» Recorded information:
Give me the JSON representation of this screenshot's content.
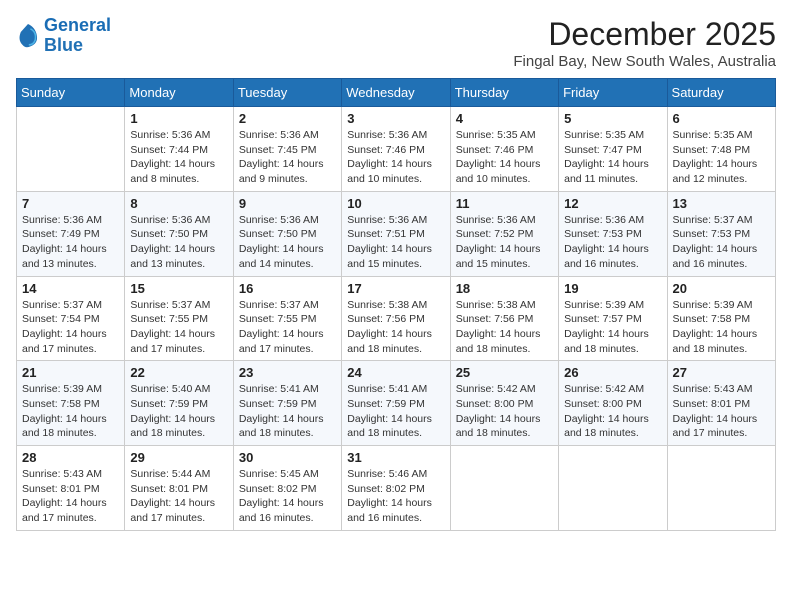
{
  "header": {
    "logo_line1": "General",
    "logo_line2": "Blue",
    "month_title": "December 2025",
    "location": "Fingal Bay, New South Wales, Australia"
  },
  "days_of_week": [
    "Sunday",
    "Monday",
    "Tuesday",
    "Wednesday",
    "Thursday",
    "Friday",
    "Saturday"
  ],
  "weeks": [
    [
      {
        "day": "",
        "content": ""
      },
      {
        "day": "1",
        "content": "Sunrise: 5:36 AM\nSunset: 7:44 PM\nDaylight: 14 hours\nand 8 minutes."
      },
      {
        "day": "2",
        "content": "Sunrise: 5:36 AM\nSunset: 7:45 PM\nDaylight: 14 hours\nand 9 minutes."
      },
      {
        "day": "3",
        "content": "Sunrise: 5:36 AM\nSunset: 7:46 PM\nDaylight: 14 hours\nand 10 minutes."
      },
      {
        "day": "4",
        "content": "Sunrise: 5:35 AM\nSunset: 7:46 PM\nDaylight: 14 hours\nand 10 minutes."
      },
      {
        "day": "5",
        "content": "Sunrise: 5:35 AM\nSunset: 7:47 PM\nDaylight: 14 hours\nand 11 minutes."
      },
      {
        "day": "6",
        "content": "Sunrise: 5:35 AM\nSunset: 7:48 PM\nDaylight: 14 hours\nand 12 minutes."
      }
    ],
    [
      {
        "day": "7",
        "content": "Sunrise: 5:36 AM\nSunset: 7:49 PM\nDaylight: 14 hours\nand 13 minutes."
      },
      {
        "day": "8",
        "content": "Sunrise: 5:36 AM\nSunset: 7:50 PM\nDaylight: 14 hours\nand 13 minutes."
      },
      {
        "day": "9",
        "content": "Sunrise: 5:36 AM\nSunset: 7:50 PM\nDaylight: 14 hours\nand 14 minutes."
      },
      {
        "day": "10",
        "content": "Sunrise: 5:36 AM\nSunset: 7:51 PM\nDaylight: 14 hours\nand 15 minutes."
      },
      {
        "day": "11",
        "content": "Sunrise: 5:36 AM\nSunset: 7:52 PM\nDaylight: 14 hours\nand 15 minutes."
      },
      {
        "day": "12",
        "content": "Sunrise: 5:36 AM\nSunset: 7:53 PM\nDaylight: 14 hours\nand 16 minutes."
      },
      {
        "day": "13",
        "content": "Sunrise: 5:37 AM\nSunset: 7:53 PM\nDaylight: 14 hours\nand 16 minutes."
      }
    ],
    [
      {
        "day": "14",
        "content": "Sunrise: 5:37 AM\nSunset: 7:54 PM\nDaylight: 14 hours\nand 17 minutes."
      },
      {
        "day": "15",
        "content": "Sunrise: 5:37 AM\nSunset: 7:55 PM\nDaylight: 14 hours\nand 17 minutes."
      },
      {
        "day": "16",
        "content": "Sunrise: 5:37 AM\nSunset: 7:55 PM\nDaylight: 14 hours\nand 17 minutes."
      },
      {
        "day": "17",
        "content": "Sunrise: 5:38 AM\nSunset: 7:56 PM\nDaylight: 14 hours\nand 18 minutes."
      },
      {
        "day": "18",
        "content": "Sunrise: 5:38 AM\nSunset: 7:56 PM\nDaylight: 14 hours\nand 18 minutes."
      },
      {
        "day": "19",
        "content": "Sunrise: 5:39 AM\nSunset: 7:57 PM\nDaylight: 14 hours\nand 18 minutes."
      },
      {
        "day": "20",
        "content": "Sunrise: 5:39 AM\nSunset: 7:58 PM\nDaylight: 14 hours\nand 18 minutes."
      }
    ],
    [
      {
        "day": "21",
        "content": "Sunrise: 5:39 AM\nSunset: 7:58 PM\nDaylight: 14 hours\nand 18 minutes."
      },
      {
        "day": "22",
        "content": "Sunrise: 5:40 AM\nSunset: 7:59 PM\nDaylight: 14 hours\nand 18 minutes."
      },
      {
        "day": "23",
        "content": "Sunrise: 5:41 AM\nSunset: 7:59 PM\nDaylight: 14 hours\nand 18 minutes."
      },
      {
        "day": "24",
        "content": "Sunrise: 5:41 AM\nSunset: 7:59 PM\nDaylight: 14 hours\nand 18 minutes."
      },
      {
        "day": "25",
        "content": "Sunrise: 5:42 AM\nSunset: 8:00 PM\nDaylight: 14 hours\nand 18 minutes."
      },
      {
        "day": "26",
        "content": "Sunrise: 5:42 AM\nSunset: 8:00 PM\nDaylight: 14 hours\nand 18 minutes."
      },
      {
        "day": "27",
        "content": "Sunrise: 5:43 AM\nSunset: 8:01 PM\nDaylight: 14 hours\nand 17 minutes."
      }
    ],
    [
      {
        "day": "28",
        "content": "Sunrise: 5:43 AM\nSunset: 8:01 PM\nDaylight: 14 hours\nand 17 minutes."
      },
      {
        "day": "29",
        "content": "Sunrise: 5:44 AM\nSunset: 8:01 PM\nDaylight: 14 hours\nand 17 minutes."
      },
      {
        "day": "30",
        "content": "Sunrise: 5:45 AM\nSunset: 8:02 PM\nDaylight: 14 hours\nand 16 minutes."
      },
      {
        "day": "31",
        "content": "Sunrise: 5:46 AM\nSunset: 8:02 PM\nDaylight: 14 hours\nand 16 minutes."
      },
      {
        "day": "",
        "content": ""
      },
      {
        "day": "",
        "content": ""
      },
      {
        "day": "",
        "content": ""
      }
    ]
  ]
}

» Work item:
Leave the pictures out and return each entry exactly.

» Result:
Give me the JSON representation of this screenshot's content.
{
  "header": {
    "logo_line1": "General",
    "logo_line2": "Blue",
    "month_title": "December 2025",
    "location": "Fingal Bay, New South Wales, Australia"
  },
  "days_of_week": [
    "Sunday",
    "Monday",
    "Tuesday",
    "Wednesday",
    "Thursday",
    "Friday",
    "Saturday"
  ],
  "weeks": [
    [
      {
        "day": "",
        "content": ""
      },
      {
        "day": "1",
        "content": "Sunrise: 5:36 AM\nSunset: 7:44 PM\nDaylight: 14 hours\nand 8 minutes."
      },
      {
        "day": "2",
        "content": "Sunrise: 5:36 AM\nSunset: 7:45 PM\nDaylight: 14 hours\nand 9 minutes."
      },
      {
        "day": "3",
        "content": "Sunrise: 5:36 AM\nSunset: 7:46 PM\nDaylight: 14 hours\nand 10 minutes."
      },
      {
        "day": "4",
        "content": "Sunrise: 5:35 AM\nSunset: 7:46 PM\nDaylight: 14 hours\nand 10 minutes."
      },
      {
        "day": "5",
        "content": "Sunrise: 5:35 AM\nSunset: 7:47 PM\nDaylight: 14 hours\nand 11 minutes."
      },
      {
        "day": "6",
        "content": "Sunrise: 5:35 AM\nSunset: 7:48 PM\nDaylight: 14 hours\nand 12 minutes."
      }
    ],
    [
      {
        "day": "7",
        "content": "Sunrise: 5:36 AM\nSunset: 7:49 PM\nDaylight: 14 hours\nand 13 minutes."
      },
      {
        "day": "8",
        "content": "Sunrise: 5:36 AM\nSunset: 7:50 PM\nDaylight: 14 hours\nand 13 minutes."
      },
      {
        "day": "9",
        "content": "Sunrise: 5:36 AM\nSunset: 7:50 PM\nDaylight: 14 hours\nand 14 minutes."
      },
      {
        "day": "10",
        "content": "Sunrise: 5:36 AM\nSunset: 7:51 PM\nDaylight: 14 hours\nand 15 minutes."
      },
      {
        "day": "11",
        "content": "Sunrise: 5:36 AM\nSunset: 7:52 PM\nDaylight: 14 hours\nand 15 minutes."
      },
      {
        "day": "12",
        "content": "Sunrise: 5:36 AM\nSunset: 7:53 PM\nDaylight: 14 hours\nand 16 minutes."
      },
      {
        "day": "13",
        "content": "Sunrise: 5:37 AM\nSunset: 7:53 PM\nDaylight: 14 hours\nand 16 minutes."
      }
    ],
    [
      {
        "day": "14",
        "content": "Sunrise: 5:37 AM\nSunset: 7:54 PM\nDaylight: 14 hours\nand 17 minutes."
      },
      {
        "day": "15",
        "content": "Sunrise: 5:37 AM\nSunset: 7:55 PM\nDaylight: 14 hours\nand 17 minutes."
      },
      {
        "day": "16",
        "content": "Sunrise: 5:37 AM\nSunset: 7:55 PM\nDaylight: 14 hours\nand 17 minutes."
      },
      {
        "day": "17",
        "content": "Sunrise: 5:38 AM\nSunset: 7:56 PM\nDaylight: 14 hours\nand 18 minutes."
      },
      {
        "day": "18",
        "content": "Sunrise: 5:38 AM\nSunset: 7:56 PM\nDaylight: 14 hours\nand 18 minutes."
      },
      {
        "day": "19",
        "content": "Sunrise: 5:39 AM\nSunset: 7:57 PM\nDaylight: 14 hours\nand 18 minutes."
      },
      {
        "day": "20",
        "content": "Sunrise: 5:39 AM\nSunset: 7:58 PM\nDaylight: 14 hours\nand 18 minutes."
      }
    ],
    [
      {
        "day": "21",
        "content": "Sunrise: 5:39 AM\nSunset: 7:58 PM\nDaylight: 14 hours\nand 18 minutes."
      },
      {
        "day": "22",
        "content": "Sunrise: 5:40 AM\nSunset: 7:59 PM\nDaylight: 14 hours\nand 18 minutes."
      },
      {
        "day": "23",
        "content": "Sunrise: 5:41 AM\nSunset: 7:59 PM\nDaylight: 14 hours\nand 18 minutes."
      },
      {
        "day": "24",
        "content": "Sunrise: 5:41 AM\nSunset: 7:59 PM\nDaylight: 14 hours\nand 18 minutes."
      },
      {
        "day": "25",
        "content": "Sunrise: 5:42 AM\nSunset: 8:00 PM\nDaylight: 14 hours\nand 18 minutes."
      },
      {
        "day": "26",
        "content": "Sunrise: 5:42 AM\nSunset: 8:00 PM\nDaylight: 14 hours\nand 18 minutes."
      },
      {
        "day": "27",
        "content": "Sunrise: 5:43 AM\nSunset: 8:01 PM\nDaylight: 14 hours\nand 17 minutes."
      }
    ],
    [
      {
        "day": "28",
        "content": "Sunrise: 5:43 AM\nSunset: 8:01 PM\nDaylight: 14 hours\nand 17 minutes."
      },
      {
        "day": "29",
        "content": "Sunrise: 5:44 AM\nSunset: 8:01 PM\nDaylight: 14 hours\nand 17 minutes."
      },
      {
        "day": "30",
        "content": "Sunrise: 5:45 AM\nSunset: 8:02 PM\nDaylight: 14 hours\nand 16 minutes."
      },
      {
        "day": "31",
        "content": "Sunrise: 5:46 AM\nSunset: 8:02 PM\nDaylight: 14 hours\nand 16 minutes."
      },
      {
        "day": "",
        "content": ""
      },
      {
        "day": "",
        "content": ""
      },
      {
        "day": "",
        "content": ""
      }
    ]
  ]
}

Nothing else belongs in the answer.